    Lightning Strikes

    Keep him.

    Jonathan Drouin is live bait. The Lightning is ready to run the hook through him and cast him out there again. Drouin has enough talent for the Lightning to meet some defensive needs in a deal.

    Keep him.

    Lightning wing Jonathan Drouin celebrates after beating Los Angeles Kings goalie Peter Budaj during the first period of Tuesday's win in Tampa. [DOUGLAS R. CLIFFORD   |   Times]
  4. This Tampa Bay Lightning wing rides the newest wave of fan interaction

    Lightning Strikes

    TAMPA — There are photos of Lightning fan Shaun Egger as a toddler at center ice at the then-Thunderome, aka Tropicana Field. He's played in the Lightning's high school hockey league for Palm Harbor University. But his closest personal encounter with players had been waving through a crowd after a training camp …

    Tampa Bay Lightning player J.T. Brown wears his anti UV glasses as he talks over the headset with a hockey fan while they play against each other on line in an XBOX NHL video game in Brown's game room at his home in south Tampa.

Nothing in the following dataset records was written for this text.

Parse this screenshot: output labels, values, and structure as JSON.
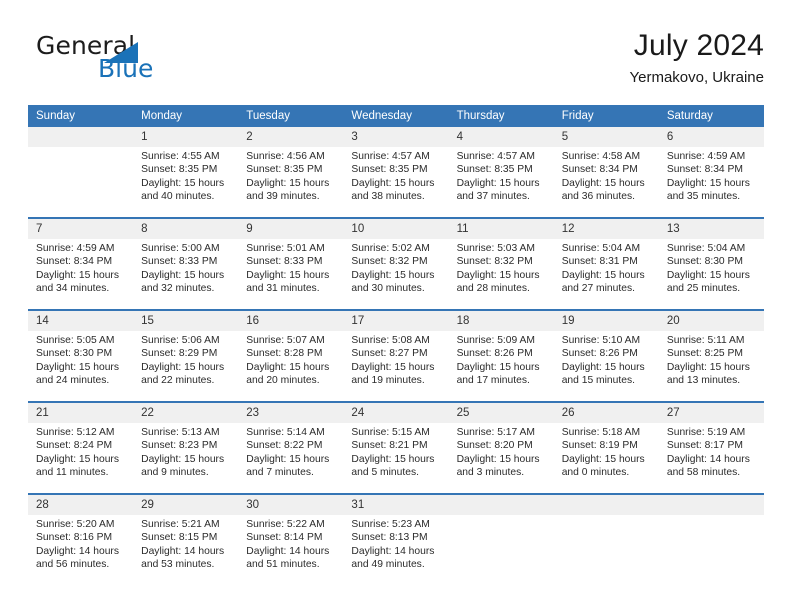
{
  "brand": {
    "word1": "General",
    "word2": "Blue",
    "triangle_color": "#1a72b8",
    "blue_color": "#1a72b8"
  },
  "header": {
    "month_title": "July 2024",
    "location": "Yermakovo, Ukraine"
  },
  "theme": {
    "header_row_bg": "#3575b5",
    "date_band_bg": "#f0f0f0",
    "cell_bg": "#ffffff",
    "text_color": "#2b2b2b"
  },
  "calendar": {
    "weekday_headers": [
      "Sunday",
      "Monday",
      "Tuesday",
      "Wednesday",
      "Thursday",
      "Friday",
      "Saturday"
    ],
    "labels": {
      "sunrise": "Sunrise:",
      "sunset": "Sunset:",
      "daylight": "Daylight:"
    },
    "weeks": [
      [
        {
          "day": "",
          "blank": true,
          "l1": "",
          "l2": "",
          "l3": "",
          "l4": ""
        },
        {
          "day": "1",
          "l1": "Sunrise: 4:55 AM",
          "l2": "Sunset: 8:35 PM",
          "l3": "Daylight: 15 hours",
          "l4": "and 40 minutes."
        },
        {
          "day": "2",
          "l1": "Sunrise: 4:56 AM",
          "l2": "Sunset: 8:35 PM",
          "l3": "Daylight: 15 hours",
          "l4": "and 39 minutes."
        },
        {
          "day": "3",
          "l1": "Sunrise: 4:57 AM",
          "l2": "Sunset: 8:35 PM",
          "l3": "Daylight: 15 hours",
          "l4": "and 38 minutes."
        },
        {
          "day": "4",
          "l1": "Sunrise: 4:57 AM",
          "l2": "Sunset: 8:35 PM",
          "l3": "Daylight: 15 hours",
          "l4": "and 37 minutes."
        },
        {
          "day": "5",
          "l1": "Sunrise: 4:58 AM",
          "l2": "Sunset: 8:34 PM",
          "l3": "Daylight: 15 hours",
          "l4": "and 36 minutes."
        },
        {
          "day": "6",
          "l1": "Sunrise: 4:59 AM",
          "l2": "Sunset: 8:34 PM",
          "l3": "Daylight: 15 hours",
          "l4": "and 35 minutes."
        }
      ],
      [
        {
          "day": "7",
          "l1": "Sunrise: 4:59 AM",
          "l2": "Sunset: 8:34 PM",
          "l3": "Daylight: 15 hours",
          "l4": "and 34 minutes."
        },
        {
          "day": "8",
          "l1": "Sunrise: 5:00 AM",
          "l2": "Sunset: 8:33 PM",
          "l3": "Daylight: 15 hours",
          "l4": "and 32 minutes."
        },
        {
          "day": "9",
          "l1": "Sunrise: 5:01 AM",
          "l2": "Sunset: 8:33 PM",
          "l3": "Daylight: 15 hours",
          "l4": "and 31 minutes."
        },
        {
          "day": "10",
          "l1": "Sunrise: 5:02 AM",
          "l2": "Sunset: 8:32 PM",
          "l3": "Daylight: 15 hours",
          "l4": "and 30 minutes."
        },
        {
          "day": "11",
          "l1": "Sunrise: 5:03 AM",
          "l2": "Sunset: 8:32 PM",
          "l3": "Daylight: 15 hours",
          "l4": "and 28 minutes."
        },
        {
          "day": "12",
          "l1": "Sunrise: 5:04 AM",
          "l2": "Sunset: 8:31 PM",
          "l3": "Daylight: 15 hours",
          "l4": "and 27 minutes."
        },
        {
          "day": "13",
          "l1": "Sunrise: 5:04 AM",
          "l2": "Sunset: 8:30 PM",
          "l3": "Daylight: 15 hours",
          "l4": "and 25 minutes."
        }
      ],
      [
        {
          "day": "14",
          "l1": "Sunrise: 5:05 AM",
          "l2": "Sunset: 8:30 PM",
          "l3": "Daylight: 15 hours",
          "l4": "and 24 minutes."
        },
        {
          "day": "15",
          "l1": "Sunrise: 5:06 AM",
          "l2": "Sunset: 8:29 PM",
          "l3": "Daylight: 15 hours",
          "l4": "and 22 minutes."
        },
        {
          "day": "16",
          "l1": "Sunrise: 5:07 AM",
          "l2": "Sunset: 8:28 PM",
          "l3": "Daylight: 15 hours",
          "l4": "and 20 minutes."
        },
        {
          "day": "17",
          "l1": "Sunrise: 5:08 AM",
          "l2": "Sunset: 8:27 PM",
          "l3": "Daylight: 15 hours",
          "l4": "and 19 minutes."
        },
        {
          "day": "18",
          "l1": "Sunrise: 5:09 AM",
          "l2": "Sunset: 8:26 PM",
          "l3": "Daylight: 15 hours",
          "l4": "and 17 minutes."
        },
        {
          "day": "19",
          "l1": "Sunrise: 5:10 AM",
          "l2": "Sunset: 8:26 PM",
          "l3": "Daylight: 15 hours",
          "l4": "and 15 minutes."
        },
        {
          "day": "20",
          "l1": "Sunrise: 5:11 AM",
          "l2": "Sunset: 8:25 PM",
          "l3": "Daylight: 15 hours",
          "l4": "and 13 minutes."
        }
      ],
      [
        {
          "day": "21",
          "l1": "Sunrise: 5:12 AM",
          "l2": "Sunset: 8:24 PM",
          "l3": "Daylight: 15 hours",
          "l4": "and 11 minutes."
        },
        {
          "day": "22",
          "l1": "Sunrise: 5:13 AM",
          "l2": "Sunset: 8:23 PM",
          "l3": "Daylight: 15 hours",
          "l4": "and 9 minutes."
        },
        {
          "day": "23",
          "l1": "Sunrise: 5:14 AM",
          "l2": "Sunset: 8:22 PM",
          "l3": "Daylight: 15 hours",
          "l4": "and 7 minutes."
        },
        {
          "day": "24",
          "l1": "Sunrise: 5:15 AM",
          "l2": "Sunset: 8:21 PM",
          "l3": "Daylight: 15 hours",
          "l4": "and 5 minutes."
        },
        {
          "day": "25",
          "l1": "Sunrise: 5:17 AM",
          "l2": "Sunset: 8:20 PM",
          "l3": "Daylight: 15 hours",
          "l4": "and 3 minutes."
        },
        {
          "day": "26",
          "l1": "Sunrise: 5:18 AM",
          "l2": "Sunset: 8:19 PM",
          "l3": "Daylight: 15 hours",
          "l4": "and 0 minutes."
        },
        {
          "day": "27",
          "l1": "Sunrise: 5:19 AM",
          "l2": "Sunset: 8:17 PM",
          "l3": "Daylight: 14 hours",
          "l4": "and 58 minutes."
        }
      ],
      [
        {
          "day": "28",
          "l1": "Sunrise: 5:20 AM",
          "l2": "Sunset: 8:16 PM",
          "l3": "Daylight: 14 hours",
          "l4": "and 56 minutes."
        },
        {
          "day": "29",
          "l1": "Sunrise: 5:21 AM",
          "l2": "Sunset: 8:15 PM",
          "l3": "Daylight: 14 hours",
          "l4": "and 53 minutes."
        },
        {
          "day": "30",
          "l1": "Sunrise: 5:22 AM",
          "l2": "Sunset: 8:14 PM",
          "l3": "Daylight: 14 hours",
          "l4": "and 51 minutes."
        },
        {
          "day": "31",
          "l1": "Sunrise: 5:23 AM",
          "l2": "Sunset: 8:13 PM",
          "l3": "Daylight: 14 hours",
          "l4": "and 49 minutes."
        },
        {
          "day": "",
          "blank": true,
          "trailing": true,
          "l1": "",
          "l2": "",
          "l3": "",
          "l4": ""
        },
        {
          "day": "",
          "blank": true,
          "trailing": true,
          "l1": "",
          "l2": "",
          "l3": "",
          "l4": ""
        },
        {
          "day": "",
          "blank": true,
          "trailing": true,
          "l1": "",
          "l2": "",
          "l3": "",
          "l4": ""
        }
      ]
    ]
  }
}
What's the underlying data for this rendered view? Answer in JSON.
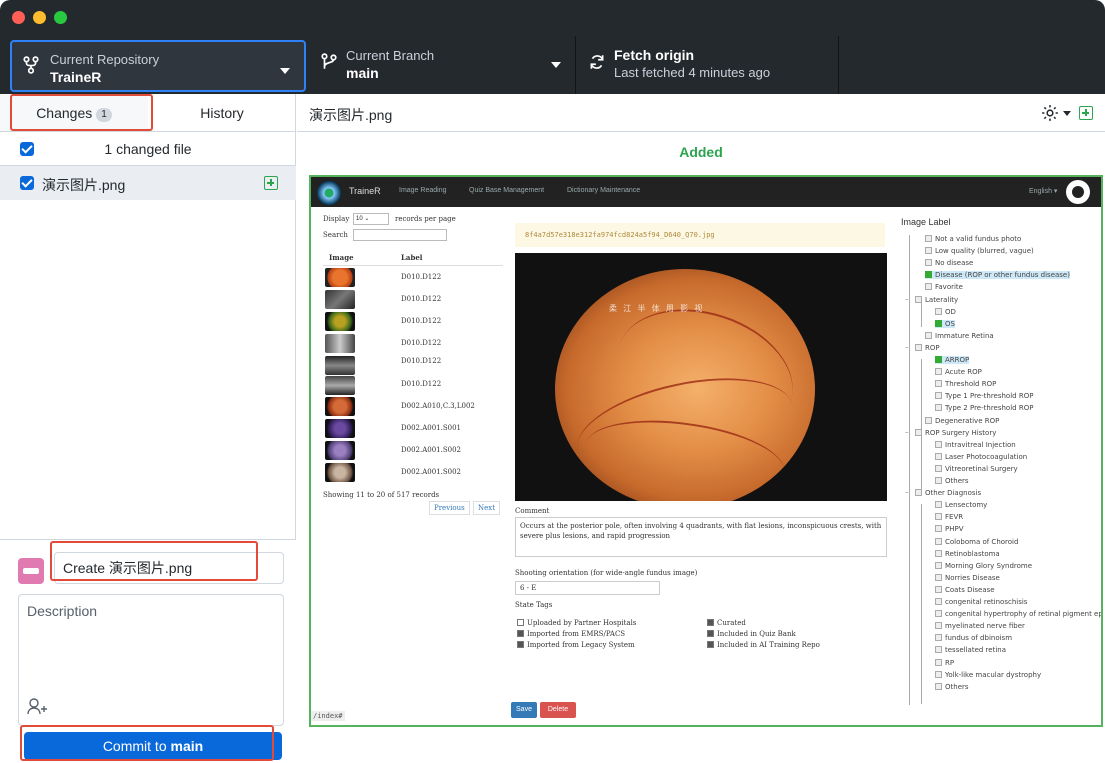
{
  "toolbar": {
    "repo_label": "Current Repository",
    "repo_value": "TraineR",
    "branch_label": "Current Branch",
    "branch_value": "main",
    "fetch_label": "Fetch origin",
    "fetch_value": "Last fetched 4 minutes ago"
  },
  "sidebar": {
    "tab_changes": "Changes",
    "changes_count": "1",
    "tab_history": "History",
    "changed_files": "1 changed file",
    "file_name": "演示图片.png",
    "summary_value": "Create 演示图片.png",
    "description_placeholder": "Description",
    "commit_prefix": "Commit to",
    "commit_branch": "main"
  },
  "main": {
    "file_title": "演示图片.png",
    "status": "Added"
  },
  "preview": {
    "brand": "TraineR",
    "menu": [
      "Image Reading",
      "Quiz Base Management",
      "Dictionary Maintenance"
    ],
    "lang": "English ▾",
    "display_label": "Display",
    "display_value": "10",
    "records_label": "records per page",
    "search_label": "Search",
    "col_image": "Image",
    "col_label": "Label",
    "rows": [
      "D010.D122",
      "D010.D122",
      "D010.D122",
      "D010.D122",
      "D010.D122",
      "D010.D122",
      "D002.A010,C.3,L002",
      "D002.A001.S001",
      "D002.A001.S002",
      "D002.A001.S002"
    ],
    "showing": "Showing 11 to 20 of 517 records",
    "prev": "Previous",
    "next": "Next",
    "image_file": "8f4a7d57e318e312fa974fcd824a5f94_D640_Q70.jpg",
    "watermark": "柔 江 半 体 用 影 视",
    "comment_label": "Comment",
    "comment_text": "Occurs at the posterior pole, often involving 4 quadrants, with flat lesions, inconspicuous crests, with severe plus lesions, and rapid progression",
    "orientation_label": "Shooting orientation (for wide-angle fundus image)",
    "orientation_value": "6 - E",
    "state_tags_label": "State Tags",
    "tags": [
      {
        "label": "Uploaded by Partner Hospitals",
        "checked": false
      },
      {
        "label": "Curated",
        "checked": true
      },
      {
        "label": "Imported from EMRS/PACS",
        "checked": true
      },
      {
        "label": "Included in Quiz Bank",
        "checked": true
      },
      {
        "label": "Imported from Legacy System",
        "checked": true
      },
      {
        "label": "Included in AI Training Repo",
        "checked": true
      }
    ],
    "save": "Save",
    "delete": "Delete",
    "index": "/index#",
    "tree_title": "Image Label",
    "tree": [
      "Not a valid fundus photo",
      "Low quality (blurred, vague)",
      "No disease",
      "Disease (ROP or other fundus disease)",
      "Favorite",
      "Laterality",
      "OD",
      "OS",
      "Immature Retina",
      "ROP",
      "ARROP",
      "Acute ROP",
      "Threshold ROP",
      "Type 1 Pre-threshold ROP",
      "Type 2 Pre-threshold ROP",
      "Degenerative ROP",
      "ROP Surgery History",
      "Intravitreal Injection",
      "Laser Photocoagulation",
      "Vitreoretinal Surgery",
      "Others",
      "Other Diagnosis",
      "Lensectomy",
      "FEVR",
      "PHPV",
      "Coloboma of Choroid",
      "Retinoblastoma",
      "Morning Glory Syndrome",
      "Norries Disease",
      "Coats Disease",
      "congenital retinoschisis",
      "congenital hypertrophy of retinal pigment epit",
      "myelinated nerve fiber",
      "fundus of dbinoism",
      "tessellated retina",
      "RP",
      "Yolk-like macular dystrophy",
      "Others"
    ]
  }
}
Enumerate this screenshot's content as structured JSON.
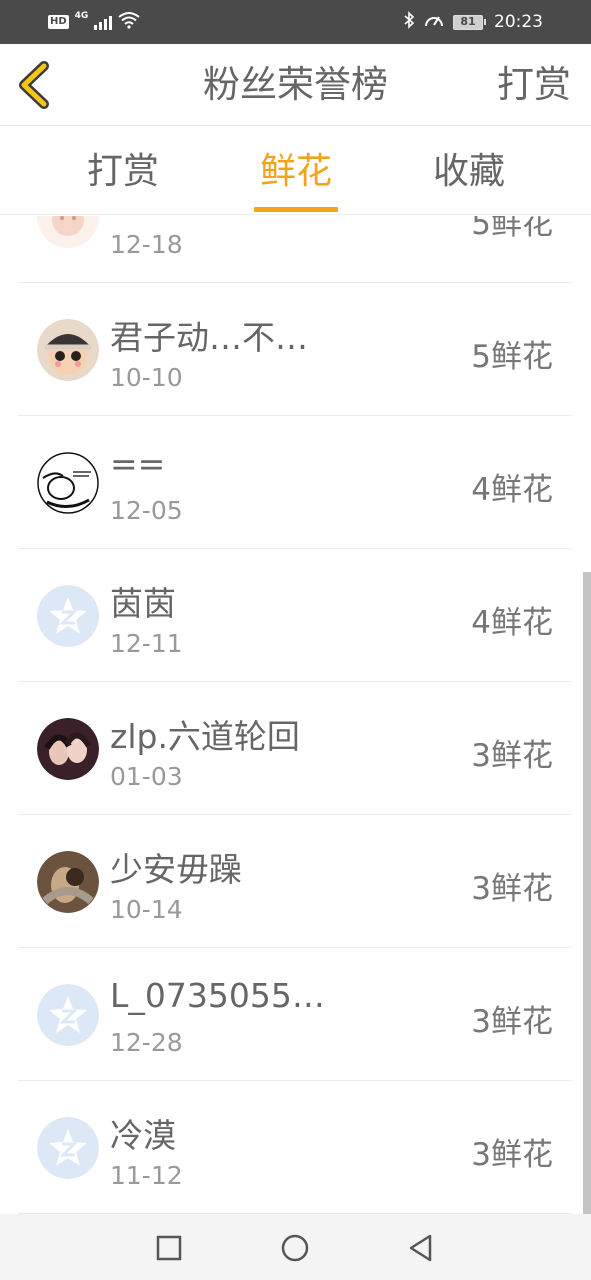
{
  "status_bar": {
    "hd": "HD",
    "network": "4G",
    "battery": "81",
    "time": "20:23"
  },
  "header": {
    "title": "粉丝荣誉榜",
    "action": "打赏"
  },
  "tabs": [
    {
      "label": "打赏",
      "active": false
    },
    {
      "label": "鲜花",
      "active": true
    },
    {
      "label": "收藏",
      "active": false
    }
  ],
  "fans": [
    {
      "name": "",
      "date": "12-18",
      "flowers": "5鲜花",
      "avatar": "doll-pink"
    },
    {
      "name": "君子动…不…",
      "date": "10-10",
      "flowers": "5鲜花",
      "avatar": "doll-hat"
    },
    {
      "name": "==",
      "date": "12-05",
      "flowers": "4鲜花",
      "avatar": "sketch"
    },
    {
      "name": "茵茵",
      "date": "12-11",
      "flowers": "4鲜花",
      "avatar": "qq-default"
    },
    {
      "name": "zlp.六道轮回",
      "date": "01-03",
      "flowers": "3鲜花",
      "avatar": "photo-girls"
    },
    {
      "name": "少安毋躁",
      "date": "10-14",
      "flowers": "3鲜花",
      "avatar": "photo-couple"
    },
    {
      "name": "L_0735055…",
      "date": "12-28",
      "flowers": "3鲜花",
      "avatar": "qq-default"
    },
    {
      "name": "冷漠",
      "date": "11-12",
      "flowers": "3鲜花",
      "avatar": "qq-default"
    }
  ],
  "nav": {
    "recents": "square-icon",
    "home": "circle-icon",
    "back": "triangle-icon"
  },
  "colors": {
    "accent": "#f2a31b",
    "status_bar": "#4a4a4a"
  }
}
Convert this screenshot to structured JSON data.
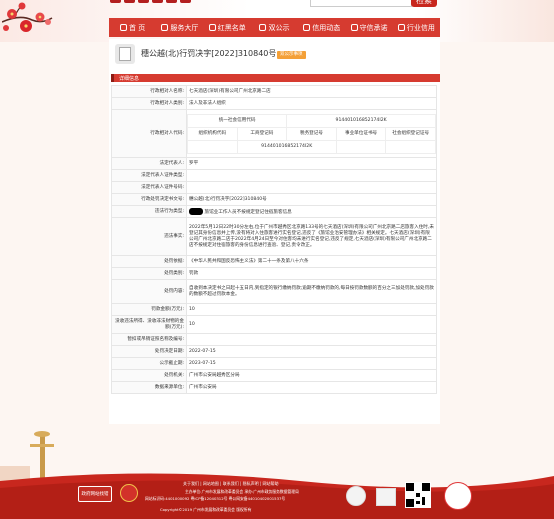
{
  "header": {
    "search_button": "检索"
  },
  "nav": {
    "items": [
      {
        "label": "首 页",
        "icon": "home-icon"
      },
      {
        "label": "服务大厅",
        "icon": "service-icon"
      },
      {
        "label": "红黑名单",
        "icon": "list-icon"
      },
      {
        "label": "双公示",
        "icon": "publicity-icon"
      },
      {
        "label": "信用动态",
        "icon": "news-icon"
      },
      {
        "label": "守信承诺",
        "icon": "promise-icon"
      },
      {
        "label": "行业信用",
        "icon": "industry-icon"
      }
    ]
  },
  "record": {
    "title": "穗公越(北)行罚决字[2022]310840号",
    "badge": "双公示事项",
    "section": "详细信息",
    "rows": {
      "name_label": "行政相对人名称:",
      "name": "七天酒店(深圳)有限公司广州北京路二店",
      "type_label": "行政相对人类别:",
      "type": "法人及非法人组织",
      "code_label": "行政相对人代码:",
      "uscc_header": "统一社会信用代码",
      "uscc": "914401016852174I2K",
      "org_code": "组织机构代码",
      "biz_reg": "工商登记码",
      "tax_reg": "税务登记号",
      "inst_code": "事业单位证书号",
      "social_code": "社会组织登记证号",
      "biz_reg_value": "914401016852174I2K",
      "legal_label": "法定代表人:",
      "legal": "罗平",
      "legal_id_type_label": "法定代表人证件类型:",
      "legal_id_type": "",
      "legal_id_no_label": "法定代表人证件号码:",
      "legal_id_no": "",
      "doc_no_label": "行政处罚决定书文号:",
      "doc_no": "穗公越(北)行罚决字[2022]310840号",
      "violation_type_label": "违法行为类型:",
      "violation_type": "旅馆业工作人员不按规定登记住宿旅客信息",
      "facts_label": "违法事实:",
      "facts": "2022年5月12日22时30分左右,位于广州市越秀区北京路133号的七天酒店(深圳)有限公司广州北京路二店旅客入住时,未登记其身份信息并上传,没有将对入住旅客进行实名登记,违反了《旅馆业治安管理办法》相关规定。七天酒店(深圳)有限公司广州北京路二店于2022年4月24日至今对住客均未进行实名登记,违反了规定,七天酒店(深圳)有限公司广州北京路二店不按规定对住宿旅客的身份信息进行查验、登记,责令改正。",
      "basis_label": "处罚依据:",
      "basis": "《中华人民共和国反恐怖主义法》第二十一条及第八十六条",
      "category_label": "处罚类别:",
      "category": "罚款",
      "content_label": "处罚内容:",
      "content": "自收到本决定书之日起十五日内,到指定的银行缴纳罚款;逾期不缴纳罚款的,每日按罚款数额的百分之三加处罚款,加处罚款的数额不超过罚款本金。",
      "fine_label": "罚款金额(万元):",
      "fine": "10",
      "confiscation_label": "没收违法所得、没收非法财物的金额(万元):",
      "confiscation": "10",
      "license_label": "暂扣或吊销证照名称及编号:",
      "license": "",
      "decision_date_label": "处罚决定日期:",
      "decision_date": "2022-07-15",
      "deadline_label": "公示截止期:",
      "deadline": "2023-07-15",
      "authority_label": "处罚机关:",
      "authority": "广州市公安局越秀区分局",
      "source_label": "数据来源单位:",
      "source": "广州市公安局"
    }
  },
  "footer": {
    "links": "关于我们 | 网站地图 | 联系我们 | 隐私声明 | 网站帮助",
    "host": "主办单位:广州市发展和改革委员会 承办:广州市政务服务数据管理局",
    "icp": "网站标识码:4401000092 粤ICP备12040312号 粤公网安备44010402001537号",
    "copyright": "Copyright©2019 广州市发展和改革委员会 版权所有",
    "gov_badge": "政府网站找错",
    "colors": {
      "red": "#d63b30",
      "dark_red": "#8d1c15",
      "badge": "#f4a037"
    }
  }
}
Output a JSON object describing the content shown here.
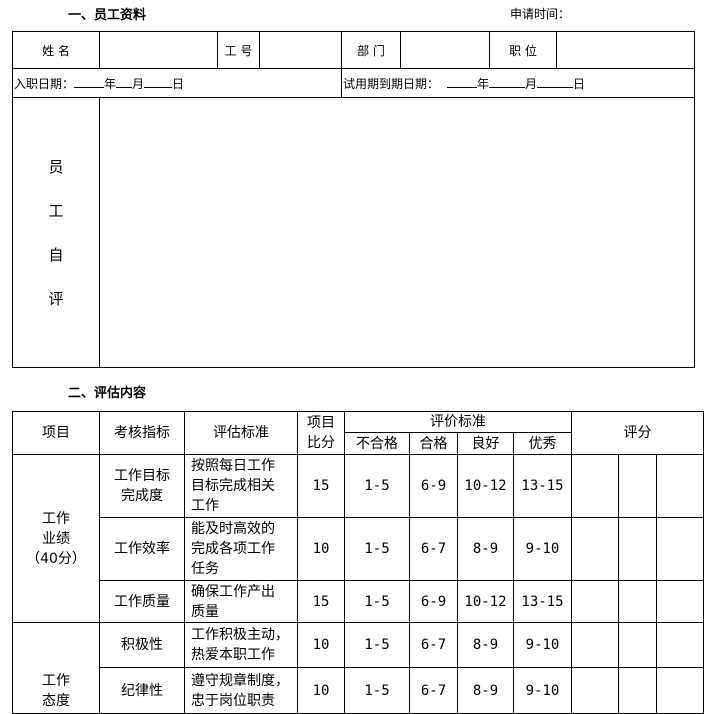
{
  "section1": {
    "title": "一、员工资料",
    "apply_time_label": "申请时间："
  },
  "info_table": {
    "name_label": "姓 名",
    "name_value": "",
    "id_label": "工 号",
    "id_value": "",
    "dept_label": "部 门",
    "dept_value": "",
    "position_label": "职 位",
    "position_value": "",
    "hire_date_label": "入职日期：",
    "probation_end_label": "试用期到期日期：",
    "year": "年",
    "month": "月",
    "day": "日",
    "self_eval_label": [
      "员",
      "工",
      "自",
      "评"
    ],
    "self_eval_value": ""
  },
  "section2": {
    "title": "二、评估内容"
  },
  "eval_table": {
    "headers": {
      "item": "项目",
      "indicator": "考核指标",
      "criteria": "评估标准",
      "weight_line1": "项目",
      "weight_line2": "比分",
      "rating_standard": "评价标准",
      "fail": "不合格",
      "pass": "合格",
      "good": "良好",
      "excellent": "优秀",
      "score": "评分"
    },
    "groups": [
      {
        "name_line1": "工作",
        "name_line2": "业绩",
        "name_line3": "（40分）",
        "rows": [
          {
            "indicator_line1": "工作目标",
            "indicator_line2": "完成度",
            "criteria_lines": [
              "按照每日工作",
              "目标完成相关",
              "工作"
            ],
            "weight": "15",
            "fail": "1-5",
            "pass": "6-9",
            "good": "10-12",
            "excellent": "13-15"
          },
          {
            "indicator_line1": "工作效率",
            "indicator_line2": "",
            "criteria_lines": [
              "能及时高效的",
              "完成各项工作",
              "任务"
            ],
            "weight": "10",
            "fail": "1-5",
            "pass": "6-7",
            "good": "8-9",
            "excellent": "9-10"
          },
          {
            "indicator_line1": "工作质量",
            "indicator_line2": "",
            "criteria_lines": [
              "确保工作产出",
              "质量"
            ],
            "weight": "15",
            "fail": "1-5",
            "pass": "6-9",
            "good": "10-12",
            "excellent": "13-15"
          }
        ]
      },
      {
        "name_line1": "工作",
        "name_line2": "态度",
        "rows": [
          {
            "indicator_line1": "积极性",
            "indicator_line2": "",
            "criteria_lines": [
              "工作积极主动，",
              "热爱本职工作"
            ],
            "weight": "10",
            "fail": "1-5",
            "pass": "6-7",
            "good": "8-9",
            "excellent": "9-10"
          },
          {
            "indicator_line1": "纪律性",
            "indicator_line2": "",
            "criteria_lines": [
              "遵守规章制度，",
              "忠于岗位职责"
            ],
            "weight": "10",
            "fail": "1-5",
            "pass": "6-7",
            "good": "8-9",
            "excellent": "9-10"
          }
        ]
      }
    ]
  }
}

The fan chose to be the Washington Capitals and Brown, of course, was the Tampa Bay Lightning. Brown interacts with fans through video game systems as he streams the games live on Twitch with plans for the proceeds to go to charity.
  5. ‘Biggest fight' behind her, Petra Kvitova returns ahead of schedule

    Tennis

    PARIS — Five months after a home invader's knife sliced into her left hand, Petra Kvitova will return to competitive tennis at the French Open, a last-minute decision to make her comeback earlier than expected.

    Petra Kvitova adjusts her hair during a news conference at Roland Garros Stadium, where she will make her tennis return at the French Open. Kvitova's left hand was badly injured by a knife-wielding intruder in December; she has recovered ahead of schedule. [Associated Press]